Almost by definition, tech unicorns raise a lot of money. Getting to a billion-dollar valuation doesn’t come cheaply, and once it’s clear that a tech company is on a unicorn trajectory, investors fight to get into its financing rounds.
Just how much of the money venture capitalists invest goes into feeding these capital-hungry companies? The amount might surprise you.
For the set of 107 US-based tech companies founded in or after 2004 that reached at least a billion-dollar valuation while still private, we found that these unicorns raised approximately 20.3 percent of all pre-IPO, non-private equity venture capital and debt financing.
The chart below shows the amount of money raised by unicorns and non-unicorns alike. Pulled from Crunchbase data, we analyzed over 46,000 venture capital and debt financing deals struck with US-based companies founded in or after 2004.
As we previously mentioned, this dataset accounts for over 46,000 rounds for which we know the dollar amount, which is only a portion of the total number of rounds closed during this period. $322.9 billion was accounted for in these Seed, Angel, Series A+ and pre-IPO debt financing rounds. Of that, $65.8 billion was raised by the 107 tech unicorns in our dataset.
We made a choice to include debt financing events in our analysis because it is capital that the company can use to finance growth. Even though some companies don’t draw from the debt facilities they set up, many do. Just like with equity funding rounds, there are going to be instances of companies raising money to put in the war chest, rather than spending it straight away on growth.
Let’s see just how much capital unicorns raised relative to other companies founded during the same time period. The chart below shows the percent of total capital raised by unicorns during the “unicorn epoch” of 2004 through the present.

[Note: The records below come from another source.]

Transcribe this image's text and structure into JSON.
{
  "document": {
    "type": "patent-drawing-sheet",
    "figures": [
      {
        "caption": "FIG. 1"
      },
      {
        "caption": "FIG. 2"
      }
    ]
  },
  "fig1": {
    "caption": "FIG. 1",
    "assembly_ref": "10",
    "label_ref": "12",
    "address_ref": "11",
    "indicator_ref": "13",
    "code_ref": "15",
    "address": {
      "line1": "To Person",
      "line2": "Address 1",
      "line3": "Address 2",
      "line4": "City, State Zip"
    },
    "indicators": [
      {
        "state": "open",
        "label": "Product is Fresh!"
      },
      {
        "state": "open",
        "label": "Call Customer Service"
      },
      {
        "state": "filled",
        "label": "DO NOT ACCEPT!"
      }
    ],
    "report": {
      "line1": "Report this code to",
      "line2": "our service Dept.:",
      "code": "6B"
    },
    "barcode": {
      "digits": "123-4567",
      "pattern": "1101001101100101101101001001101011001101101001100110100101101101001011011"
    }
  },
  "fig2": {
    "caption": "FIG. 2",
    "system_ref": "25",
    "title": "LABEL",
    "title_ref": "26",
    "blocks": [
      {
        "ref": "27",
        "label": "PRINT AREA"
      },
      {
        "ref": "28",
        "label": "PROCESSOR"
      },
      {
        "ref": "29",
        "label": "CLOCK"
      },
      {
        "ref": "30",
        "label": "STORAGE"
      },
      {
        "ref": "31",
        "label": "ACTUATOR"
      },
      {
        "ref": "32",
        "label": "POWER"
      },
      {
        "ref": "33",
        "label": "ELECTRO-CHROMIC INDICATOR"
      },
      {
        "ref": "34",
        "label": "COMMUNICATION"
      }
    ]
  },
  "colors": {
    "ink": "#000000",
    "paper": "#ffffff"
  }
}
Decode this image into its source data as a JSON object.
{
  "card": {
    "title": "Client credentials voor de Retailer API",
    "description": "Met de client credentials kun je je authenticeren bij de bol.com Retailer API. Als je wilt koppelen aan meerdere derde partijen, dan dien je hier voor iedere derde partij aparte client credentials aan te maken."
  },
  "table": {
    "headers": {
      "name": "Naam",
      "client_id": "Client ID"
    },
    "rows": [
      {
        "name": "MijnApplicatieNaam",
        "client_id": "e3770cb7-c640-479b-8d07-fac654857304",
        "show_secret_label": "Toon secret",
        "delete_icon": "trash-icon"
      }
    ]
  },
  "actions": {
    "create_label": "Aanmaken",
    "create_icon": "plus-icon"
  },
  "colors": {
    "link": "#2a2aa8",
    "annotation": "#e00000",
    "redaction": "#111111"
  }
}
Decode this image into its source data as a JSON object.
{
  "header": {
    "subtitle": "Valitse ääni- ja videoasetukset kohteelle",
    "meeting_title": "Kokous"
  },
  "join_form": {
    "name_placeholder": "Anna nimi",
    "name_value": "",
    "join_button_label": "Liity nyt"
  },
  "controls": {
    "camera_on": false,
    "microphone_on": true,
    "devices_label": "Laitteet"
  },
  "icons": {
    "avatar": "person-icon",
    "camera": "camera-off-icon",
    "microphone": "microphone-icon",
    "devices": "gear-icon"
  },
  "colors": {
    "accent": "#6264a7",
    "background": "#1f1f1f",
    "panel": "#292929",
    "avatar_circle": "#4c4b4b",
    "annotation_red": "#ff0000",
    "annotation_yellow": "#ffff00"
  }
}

One thing you’ll notice is that the data point for 2004 is quite small. Although there were seven unicorns founded in 2004, just one firm, Facebook, actually raised money in its founding year. And Facebook’s $500,000 check from Peter Thiel pales in comparison to the total amount of money raised by the hundreds of other companies founded in that year.
Over time, the relative share of funding raised by tech unicorns has increased, and spiked to record levels within the past couple of years. But why is this the case? One explanation is a slight change in the population dynamics of unicorns over time. The number of unicorns founded in any given year has remained relatively stable, with a couple of very important exceptions.
Apart from 2007 and 2009, which saw spikes in the number of unicorn companies being founded, the number of unicorns founded in each year since 2004 has been fairly steady, ranging between five and ten companies per year. (For the record, according to our dataset, there were 23 unicorns founded in 2007 and 20 founded in 2009.) Even as some unicorns get acquired or go public, their ranks grow steadily.
It’s those two spikes in unicorn founding activity in 2007 and 2009 that could explain the rapid growth in the percentage of funding that unicorns received relative to companies in a similar age range. In both the case of unicorns and non-unicorns, the average amount of money companies raise peaks at around seven or eight years after the company is founded.
The chart below shows the average round size for all companies as a function of the number of years since their founding date.
Note that the chart incorporates all companies, including unicorns. For unicorns alone, this chart would be more jagged and the numbers much larger – by a factor of ten in some cases – but average round size still peaks in year seven at an average of $241 million.
We see a local maximum in the relative share of venture financing unicorns attract around 2015. This coincides with the period of time in which those companies founded in 2007 and 2009 would be raising some of their largest financing rounds, which is indeed the case for many unicorns. In 2016, seven years after its founding, Uber raised its $3.5 billion Series G and an additional $1.15 billion in debt. In 2015, Airbnb closed its $1.5 billion Series E round, seven years after it was founded in 2008.
Going forward, we argue that unicorns’ share of the funding pie will continue its downward trend from its peak in 2005. There are a couple of reasons for this.
First, as we showed earlier, 2007 and 2009 were anomalies in terms of the number of unicorns founded in those years. As unicorns of the 2007 and 2009 vintage continue to mature, they are less likely to raise capital in the private market. These companies will “graduate” to public markets to raise more funds, or they will reach some degree of financial sustainability requiring less outside capital
However, although it’s true that the glut of unicorns founded in 2007 and 2009 will move further down the pipe as time goes on, that’s likely only part of the story. The circumstances that allowed so many of these companies to raise huge sums of money from the private market appears to have been temporary. The historically low interest rates that have benefitted private investors since the 2008 financial crisis are starting to rise.
As very cheap capital becomes a thing of the past, VCs and other private investors will simply lack the capital to invest in the huge Series D+ rounds on which the likes of Uber, Airbnb, and others have relied. Now that the tech IPO market is starting to rev up again in the US, relying on private markets is becoming a non-issue.
This isn’t to say that there aren’t going to be as many private companies valued at a billion dollars or more. It’s just that the unprecedented amount of capital raised by a handful of companies in 2014 and 2015 is going to be a historic high water mark that could go unsurpassed for a long, long time.